*The task*
In the records below, find each line with "hinzufügen" and copy it.

#### Supplied data ####

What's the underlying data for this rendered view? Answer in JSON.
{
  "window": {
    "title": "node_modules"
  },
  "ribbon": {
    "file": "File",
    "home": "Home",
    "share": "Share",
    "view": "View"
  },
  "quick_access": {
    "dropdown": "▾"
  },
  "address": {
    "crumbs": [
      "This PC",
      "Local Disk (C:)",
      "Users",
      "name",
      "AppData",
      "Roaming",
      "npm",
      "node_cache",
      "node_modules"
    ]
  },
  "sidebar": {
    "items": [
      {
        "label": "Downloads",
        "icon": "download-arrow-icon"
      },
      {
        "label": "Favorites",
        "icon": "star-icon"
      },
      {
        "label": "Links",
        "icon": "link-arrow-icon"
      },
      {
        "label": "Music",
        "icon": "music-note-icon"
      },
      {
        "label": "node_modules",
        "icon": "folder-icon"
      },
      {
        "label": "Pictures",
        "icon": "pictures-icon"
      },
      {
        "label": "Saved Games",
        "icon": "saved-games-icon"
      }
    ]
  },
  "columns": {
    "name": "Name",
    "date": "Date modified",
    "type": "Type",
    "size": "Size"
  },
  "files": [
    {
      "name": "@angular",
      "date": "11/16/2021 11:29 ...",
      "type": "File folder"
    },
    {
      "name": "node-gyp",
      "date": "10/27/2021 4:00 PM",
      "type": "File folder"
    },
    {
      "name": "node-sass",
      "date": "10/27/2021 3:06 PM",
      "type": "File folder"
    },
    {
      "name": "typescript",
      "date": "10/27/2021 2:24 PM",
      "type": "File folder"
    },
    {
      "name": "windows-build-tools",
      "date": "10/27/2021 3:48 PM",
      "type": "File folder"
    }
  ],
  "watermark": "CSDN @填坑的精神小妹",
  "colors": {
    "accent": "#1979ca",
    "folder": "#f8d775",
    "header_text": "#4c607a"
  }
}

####
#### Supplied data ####

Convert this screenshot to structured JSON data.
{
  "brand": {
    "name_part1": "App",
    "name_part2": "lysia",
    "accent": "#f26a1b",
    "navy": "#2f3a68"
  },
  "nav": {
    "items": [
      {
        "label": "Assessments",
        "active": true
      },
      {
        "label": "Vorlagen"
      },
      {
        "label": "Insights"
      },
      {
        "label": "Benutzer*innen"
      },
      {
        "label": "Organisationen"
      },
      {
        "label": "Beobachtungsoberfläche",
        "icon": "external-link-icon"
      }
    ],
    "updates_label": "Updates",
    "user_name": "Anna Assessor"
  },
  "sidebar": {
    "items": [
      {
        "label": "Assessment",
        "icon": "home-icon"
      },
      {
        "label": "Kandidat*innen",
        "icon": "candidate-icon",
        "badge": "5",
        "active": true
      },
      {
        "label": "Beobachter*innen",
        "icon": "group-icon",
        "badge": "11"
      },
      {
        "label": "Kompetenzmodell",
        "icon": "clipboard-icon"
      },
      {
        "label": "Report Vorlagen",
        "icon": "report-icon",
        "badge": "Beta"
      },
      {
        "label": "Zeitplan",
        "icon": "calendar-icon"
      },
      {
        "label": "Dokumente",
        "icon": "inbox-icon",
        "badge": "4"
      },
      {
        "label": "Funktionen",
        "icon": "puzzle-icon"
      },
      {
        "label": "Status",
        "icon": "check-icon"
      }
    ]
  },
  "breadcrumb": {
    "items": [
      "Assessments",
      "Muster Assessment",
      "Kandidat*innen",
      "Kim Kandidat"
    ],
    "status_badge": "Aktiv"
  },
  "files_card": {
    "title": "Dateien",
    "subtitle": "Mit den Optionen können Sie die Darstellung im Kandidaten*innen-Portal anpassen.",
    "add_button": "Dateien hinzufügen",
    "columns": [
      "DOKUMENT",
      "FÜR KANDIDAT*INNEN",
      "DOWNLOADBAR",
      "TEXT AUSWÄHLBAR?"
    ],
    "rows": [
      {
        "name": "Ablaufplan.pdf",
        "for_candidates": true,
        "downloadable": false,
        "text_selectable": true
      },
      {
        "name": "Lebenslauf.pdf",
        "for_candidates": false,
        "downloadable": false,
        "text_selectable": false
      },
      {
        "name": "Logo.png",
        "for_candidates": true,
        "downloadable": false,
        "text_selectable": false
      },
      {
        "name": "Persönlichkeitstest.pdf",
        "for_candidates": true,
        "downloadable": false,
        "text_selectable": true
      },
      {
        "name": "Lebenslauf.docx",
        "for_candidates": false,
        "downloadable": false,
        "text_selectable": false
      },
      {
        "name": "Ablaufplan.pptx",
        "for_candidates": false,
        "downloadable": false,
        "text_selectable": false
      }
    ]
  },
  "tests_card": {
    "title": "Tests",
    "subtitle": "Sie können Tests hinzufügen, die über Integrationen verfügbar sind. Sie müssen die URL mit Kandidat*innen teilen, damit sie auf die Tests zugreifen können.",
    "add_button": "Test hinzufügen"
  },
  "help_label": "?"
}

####

*Task answer*
    "add_button": "Dateien hinzufügen",
    "subtitle": "Sie können Tests hinzufügen, die über Integrationen verfügbar sind. Sie müssen die URL mit Kandidat*innen teilen, damit sie auf die Tests zugreifen können.",
    "add_button": "Test hinzufügen"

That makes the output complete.